■ **THE PROBLEM**
The entries below are to be given back exactly, with images excluded.

■ **INPUT MATERIAL**
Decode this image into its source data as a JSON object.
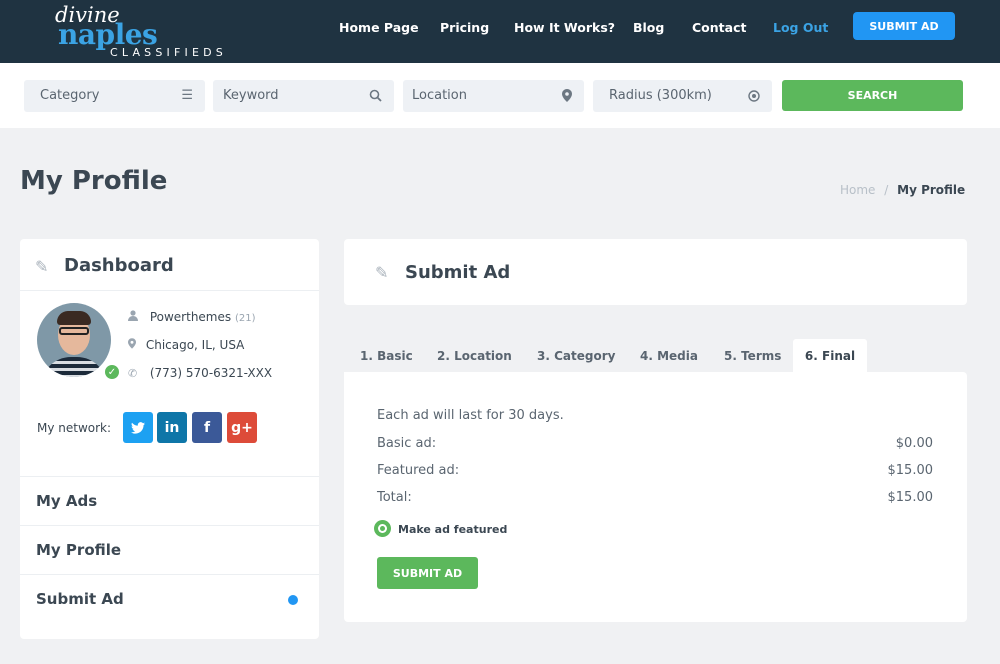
{
  "logo": {
    "line1": "divine",
    "line2": "naples",
    "line3": "CLASSIFIEDS"
  },
  "nav": {
    "home": "Home Page",
    "pricing": "Pricing",
    "how": "How It Works?",
    "blog": "Blog",
    "contact": "Contact",
    "logout": "Log Out",
    "submit": "SUBMIT AD"
  },
  "search": {
    "category": "Category",
    "keyword": "Keyword",
    "location": "Location",
    "radius": "Radius (300km)",
    "button": "SEARCH"
  },
  "page": {
    "title": "My Profile"
  },
  "breadcrumb": {
    "home": "Home",
    "sep": "/",
    "current": "My Profile"
  },
  "sidebar": {
    "title": "Dashboard",
    "user": {
      "name": "Powerthemes",
      "count": "(21)",
      "location": "Chicago, IL, USA",
      "phone": "(773) 570-6321-XXX"
    },
    "network_label": "My network:",
    "social": {
      "twitter": "t",
      "linkedin": "in",
      "facebook": "f",
      "google": "g+"
    },
    "menu": [
      "My Ads",
      "My Profile",
      "Submit Ad"
    ]
  },
  "submit": {
    "title": "Submit Ad",
    "tabs": [
      "1. Basic",
      "2. Location",
      "3. Category",
      "4. Media",
      "5. Terms",
      "6. Final"
    ],
    "active_tab": "6. Final",
    "intro": "Each ad will last for 30 days.",
    "rows": [
      {
        "label": "Basic ad:",
        "value": "$0.00"
      },
      {
        "label": "Featured ad:",
        "value": "$15.00"
      },
      {
        "label": "Total:",
        "value": "$15.00"
      }
    ],
    "featured_label": "Make ad featured",
    "button": "SUBMIT AD"
  },
  "icons": {
    "menu": "menu-icon",
    "search": "search-icon",
    "pin": "map-pin-icon",
    "target": "target-icon",
    "pencil": "pencil-icon",
    "user": "user-icon",
    "phone": "phone-icon"
  },
  "colors": {
    "header": "#1f3341",
    "accent_blue": "#2196f3",
    "green": "#5cb85c",
    "logo_blue": "#3ba3e4"
  }
}
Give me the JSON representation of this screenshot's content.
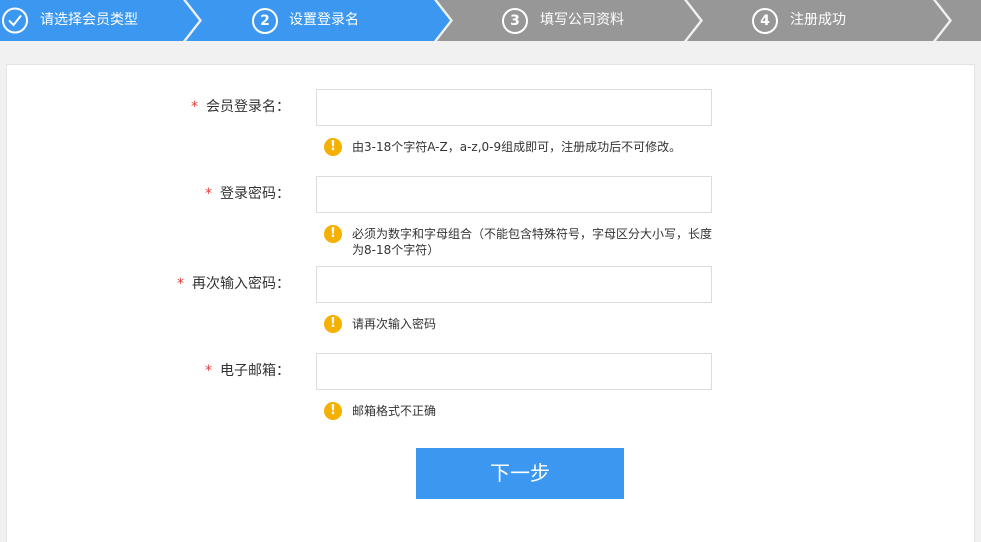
{
  "colors": {
    "active": "#3b97f0",
    "inactive": "#979797",
    "required": "#e4393c",
    "warning": "#f5b000"
  },
  "steps": [
    {
      "number": "",
      "icon": "check-icon",
      "label": "请选择会员类型",
      "state": "done"
    },
    {
      "number": "2",
      "label": "设置登录名",
      "state": "active"
    },
    {
      "number": "3",
      "label": "填写公司资料",
      "state": "pending"
    },
    {
      "number": "4",
      "label": "注册成功",
      "state": "pending"
    }
  ],
  "form": {
    "required_mark": "*",
    "fields": [
      {
        "label": "会员登录名：",
        "value": "",
        "placeholder": "",
        "hint": "由3-18个字符A-Z，a-z,0-9组成即可，注册成功后不可修改。"
      },
      {
        "label": "登录密码：",
        "value": "",
        "placeholder": "",
        "hint": "必须为数字和字母组合（不能包含特殊符号，字母区分大小写，长度为8-18个字符）"
      },
      {
        "label": "再次输入密码：",
        "value": "",
        "placeholder": "",
        "hint": "请再次输入密码"
      },
      {
        "label": "电子邮箱：",
        "value": "",
        "placeholder": "",
        "hint": "邮箱格式不正确"
      }
    ],
    "hint_icon": "!",
    "next_button": "下一步"
  }
}
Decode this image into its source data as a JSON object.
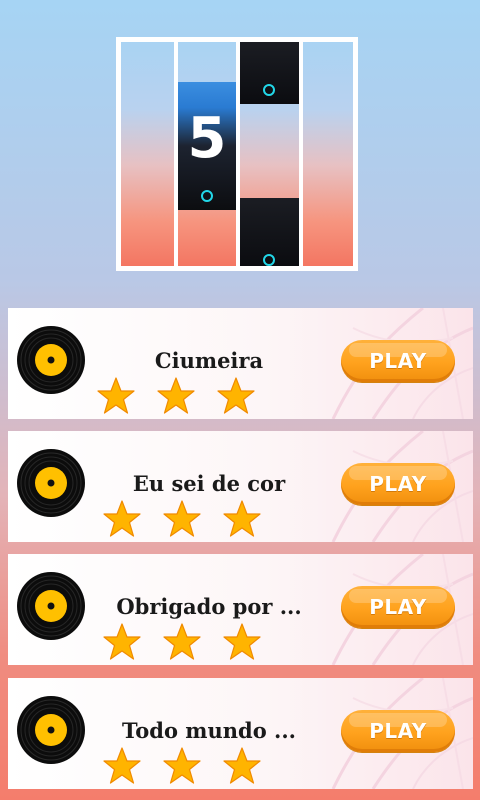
{
  "logo": {
    "number": "5"
  },
  "songs": [
    {
      "title": "Ciumeira",
      "stars": 3,
      "play_label": "PLAY"
    },
    {
      "title": "Eu sei de cor",
      "stars": 3,
      "play_label": "PLAY"
    },
    {
      "title": "Obrigado por ...",
      "stars": 3,
      "play_label": "PLAY"
    },
    {
      "title": "Todo mundo ...",
      "stars": 3,
      "play_label": "PLAY"
    }
  ],
  "colors": {
    "play_button": "#ffa21d",
    "star": "#ffb400",
    "vinyl_label": "#ffc000",
    "tile_ring": "#22d7e8"
  }
}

■ **EXERCISE SOLUTION**
Decode this image into its source data as a JSON object.
{
  "logo": {
    "line1": "divine",
    "line2": "naples",
    "line3": "CLASSIFIEDS"
  },
  "nav": {
    "home": "Home Page",
    "pricing": "Pricing",
    "how": "How It Works?",
    "blog": "Blog",
    "contact": "Contact",
    "logout": "Log Out",
    "submit": "SUBMIT AD"
  },
  "search": {
    "category": "Category",
    "keyword": "Keyword",
    "location": "Location",
    "radius": "Radius (300km)",
    "button": "SEARCH"
  },
  "page": {
    "title": "My Profile"
  },
  "breadcrumb": {
    "home": "Home",
    "sep": "/",
    "current": "My Profile"
  },
  "sidebar": {
    "title": "Dashboard",
    "user": {
      "name": "Powerthemes",
      "count": "(21)",
      "location": "Chicago, IL, USA",
      "phone": "(773) 570-6321-XXX"
    },
    "network_label": "My network:",
    "social": {
      "twitter": "t",
      "linkedin": "in",
      "facebook": "f",
      "google": "g+"
    },
    "menu": [
      "My Ads",
      "My Profile",
      "Submit Ad"
    ]
  },
  "submit": {
    "title": "Submit Ad",
    "tabs": [
      "1. Basic",
      "2. Location",
      "3. Category",
      "4. Media",
      "5. Terms",
      "6. Final"
    ],
    "active_tab": "6. Final",
    "intro": "Each ad will last for 30 days.",
    "rows": [
      {
        "label": "Basic ad:",
        "value": "$0.00"
      },
      {
        "label": "Featured ad:",
        "value": "$15.00"
      },
      {
        "label": "Total:",
        "value": "$15.00"
      }
    ],
    "featured_label": "Make ad featured",
    "button": "SUBMIT AD"
  },
  "icons": {
    "menu": "menu-icon",
    "search": "search-icon",
    "pin": "map-pin-icon",
    "target": "target-icon",
    "pencil": "pencil-icon",
    "user": "user-icon",
    "phone": "phone-icon"
  },
  "colors": {
    "header": "#1f3341",
    "accent_blue": "#2196f3",
    "green": "#5cb85c",
    "logo_blue": "#3ba3e4"
  }
}
Give me the JSON representation of this screenshot's content.
{
  "colors": {
    "active": "#3b97f0",
    "inactive": "#979797",
    "required": "#e4393c",
    "warning": "#f5b000"
  },
  "steps": [
    {
      "number": "",
      "icon": "check-icon",
      "label": "请选择会员类型",
      "state": "done"
    },
    {
      "number": "2",
      "label": "设置登录名",
      "state": "active"
    },
    {
      "number": "3",
      "label": "填写公司资料",
      "state": "pending"
    },
    {
      "number": "4",
      "label": "注册成功",
      "state": "pending"
    }
  ],
  "form": {
    "required_mark": "*",
    "fields": [
      {
        "label": "会员登录名：",
        "value": "",
        "placeholder": "",
        "hint": "由3-18个字符A-Z，a-z,0-9组成即可，注册成功后不可修改。"
      },
      {
        "label": "登录密码：",
        "value": "",
        "placeholder": "",
        "hint": "必须为数字和字母组合（不能包含特殊符号，字母区分大小写，长度为8-18个字符）"
      },
      {
        "label": "再次输入密码：",
        "value": "",
        "placeholder": "",
        "hint": "请再次输入密码"
      },
      {
        "label": "电子邮箱：",
        "value": "",
        "placeholder": "",
        "hint": "邮箱格式不正确"
      }
    ],
    "hint_icon": "!",
    "next_button": "下一步"
  }
}
Decode this image into its source data as a JSON object.
{
  "logo": {
    "number": "5"
  },
  "songs": [
    {
      "title": "Ciumeira",
      "stars": 3,
      "play_label": "PLAY"
    },
    {
      "title": "Eu sei de cor",
      "stars": 3,
      "play_label": "PLAY"
    },
    {
      "title": "Obrigado por ...",
      "stars": 3,
      "play_label": "PLAY"
    },
    {
      "title": "Todo mundo ...",
      "stars": 3,
      "play_label": "PLAY"
    }
  ],
  "colors": {
    "play_button": "#ffa21d",
    "star": "#ffb400",
    "vinyl_label": "#ffc000",
    "tile_ring": "#22d7e8"
  }
}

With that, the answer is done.